Back in the good old days, before the internet came along, a conversation between two people could remain private. Even if it happened over the humble landline. That notion of "communication" went out of the window in the internet age.
Governments on many levels could now have access to your personal communication. More importantly, the service provider almost certainly knew what was being communicated - written or said - in the message.
Even with WhatsApp this was largely true until a little over 24 hours ago.
To paraphrase the FBI, with the flip of a switch, WhatsApp has gone dark. What has really happened is that your conversations are now truly private.
Essentially, if you have downloaded the latest version of WhatsApp on your phone, your communications should be encrypted. However, both the recipients need to be on the latest version of the app. If that's the case, the chat window will show a message saying end-to-end encryption is enabled.
Security agencies will argue this is a rogue move on part of WhatsApp because now the Facebook-owned service itself doesn't have the capability to read the data that it carries. This means it can't help security agencies when they want access.
Truth told, this is the way communications were meant to be. If you have a one-on-one conversation with someone, you want it to remain private. That's the point of it, and in this day and age, where security cameras are dime-a-dozen, it has become near impossible.
When you are being intimate with your spouse, it is a private event. Conversations, most conversations, are also meant to be private.
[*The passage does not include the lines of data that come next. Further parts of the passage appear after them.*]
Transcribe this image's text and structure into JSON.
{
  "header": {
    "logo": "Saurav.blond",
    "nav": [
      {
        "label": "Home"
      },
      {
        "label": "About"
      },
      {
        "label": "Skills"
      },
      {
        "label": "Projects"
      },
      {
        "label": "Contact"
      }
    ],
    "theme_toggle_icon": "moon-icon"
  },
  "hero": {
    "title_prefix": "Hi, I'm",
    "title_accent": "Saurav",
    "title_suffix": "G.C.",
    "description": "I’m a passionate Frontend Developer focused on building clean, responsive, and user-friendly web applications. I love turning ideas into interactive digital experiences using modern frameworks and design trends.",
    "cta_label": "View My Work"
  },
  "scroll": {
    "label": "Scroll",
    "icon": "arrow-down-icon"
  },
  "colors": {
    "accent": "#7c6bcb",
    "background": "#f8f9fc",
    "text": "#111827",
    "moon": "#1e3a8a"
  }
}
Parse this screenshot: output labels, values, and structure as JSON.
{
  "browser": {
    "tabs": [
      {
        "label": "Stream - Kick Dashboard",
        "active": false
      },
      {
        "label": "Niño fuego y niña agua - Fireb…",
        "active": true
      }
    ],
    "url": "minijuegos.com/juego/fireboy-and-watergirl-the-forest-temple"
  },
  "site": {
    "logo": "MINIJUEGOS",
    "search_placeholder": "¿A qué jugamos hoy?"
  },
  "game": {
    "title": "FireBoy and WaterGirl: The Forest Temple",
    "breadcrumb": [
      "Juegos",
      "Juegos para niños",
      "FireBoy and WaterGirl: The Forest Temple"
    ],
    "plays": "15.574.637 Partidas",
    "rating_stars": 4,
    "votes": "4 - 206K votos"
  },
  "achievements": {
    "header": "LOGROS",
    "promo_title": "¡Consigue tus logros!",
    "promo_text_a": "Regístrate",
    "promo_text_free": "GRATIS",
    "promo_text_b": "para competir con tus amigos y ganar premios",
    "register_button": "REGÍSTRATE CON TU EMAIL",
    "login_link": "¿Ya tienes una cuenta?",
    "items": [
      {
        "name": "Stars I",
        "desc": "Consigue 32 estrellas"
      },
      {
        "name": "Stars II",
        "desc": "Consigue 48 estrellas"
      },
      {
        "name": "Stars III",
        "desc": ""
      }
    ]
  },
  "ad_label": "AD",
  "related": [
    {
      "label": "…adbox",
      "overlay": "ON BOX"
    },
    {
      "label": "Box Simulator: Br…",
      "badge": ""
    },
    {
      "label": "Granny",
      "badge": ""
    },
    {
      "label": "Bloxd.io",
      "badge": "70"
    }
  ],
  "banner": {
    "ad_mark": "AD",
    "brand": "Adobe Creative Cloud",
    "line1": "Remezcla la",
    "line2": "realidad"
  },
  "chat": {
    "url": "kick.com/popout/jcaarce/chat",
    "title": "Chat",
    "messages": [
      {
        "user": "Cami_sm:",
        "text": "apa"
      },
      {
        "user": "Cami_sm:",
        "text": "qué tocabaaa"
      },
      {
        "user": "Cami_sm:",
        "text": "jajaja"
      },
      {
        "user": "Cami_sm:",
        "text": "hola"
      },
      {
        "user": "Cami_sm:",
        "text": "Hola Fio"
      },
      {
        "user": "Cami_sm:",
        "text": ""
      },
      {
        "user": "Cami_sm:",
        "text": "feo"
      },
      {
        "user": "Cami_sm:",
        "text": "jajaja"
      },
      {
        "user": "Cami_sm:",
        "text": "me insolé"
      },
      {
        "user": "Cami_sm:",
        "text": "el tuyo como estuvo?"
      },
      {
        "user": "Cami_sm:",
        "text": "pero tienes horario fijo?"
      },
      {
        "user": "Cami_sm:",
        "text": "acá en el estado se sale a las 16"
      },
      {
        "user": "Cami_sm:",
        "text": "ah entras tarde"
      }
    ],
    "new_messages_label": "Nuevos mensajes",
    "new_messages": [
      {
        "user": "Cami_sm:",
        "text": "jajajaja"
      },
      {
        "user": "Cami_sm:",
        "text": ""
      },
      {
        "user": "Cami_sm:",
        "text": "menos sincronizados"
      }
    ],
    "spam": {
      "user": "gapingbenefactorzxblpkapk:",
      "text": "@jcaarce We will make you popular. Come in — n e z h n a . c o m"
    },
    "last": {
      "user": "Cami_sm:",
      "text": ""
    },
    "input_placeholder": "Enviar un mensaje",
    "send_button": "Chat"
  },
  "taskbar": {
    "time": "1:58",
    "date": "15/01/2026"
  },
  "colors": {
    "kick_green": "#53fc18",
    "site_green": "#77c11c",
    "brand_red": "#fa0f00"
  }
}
But till now, they weren't because the service providers could gather what was being communicated.
In the case of WhatsApp's encryption update, they cannot. A service used by more than a billion people has now brought the curtains down and closed the window.And it is not a bad thing because this is the way communication was meant to be. Technology brought in the unnatural element.
If security agencies claim that WhatsApp will further facilitate coordination of terrorist attacks like Brussels blasts, then they have buried their head in the sand. If that's their argument, then they should ban the production of kitchen knives because they can also be used to stab and kill a person.
They should also stop the production of mosquito repellants because they can be used to poison a human being.
And yes, they should also ban the production of guns, which are solely created to harm humans. Perhaps, they should be looking at these things before the knives are out for WhatsApp.
Encryption is essentially good because it makes people less vulnerable to hacking. In oppressive regimes like China, if dissent is expressed over a communication platform, the government can't play Big Brother and jail citizens. We have been down this path before, when the Chinese government allegedly hacked Gmail accounts of its citizens and they were jailed and prosecuted upon.
And the latest WhatsApp encryption truly makes such communication private. It is the most ubiquitous communication platform on the planet.
In this digital age, where increasingly our communications aren't personal, and over the internet, this was lacking. That element of privacy is back.
Pandora's box for security
It is also important to understand that tech companies have increasingly become thick-headed about encryption and there is little a government can do about it.
As much as we live within the silos of our governments, the internet and the globalised economy play the equaliser.
WhatsApp may operate out of a small office in Mountain View, California, but it serves more people out of the US than inside it. Its popularity can be credited to markets like India, not just the US.
Even for tech giants like Apple, Google and Microsoft, this holds true. They don't have an allegiance to a particular country. They don't want to be part of the polity. They make money because of their users, and if encryption is the right thing for their users, they will implement it.
Apple's recent problems with the FBI is only the tip of the iceberg when it comes to encryption because it pertained to data access on the iPhone. While Apple has sold 800 million iPhones over the years, there is no way to know how many are actually in use.
WhatsApp, on the other hand, is not only used by a billion people, but it also recently transferred 20 billion inbound messages and 44 billion outbound messages in 24 hours.
With 64 billion exchanges among a billion people just in 24 hours, WhatsApp's decision to enable the end-to-end 256 bit encryption will open a Pandora's box, which most governments wouldn't have ever contended with.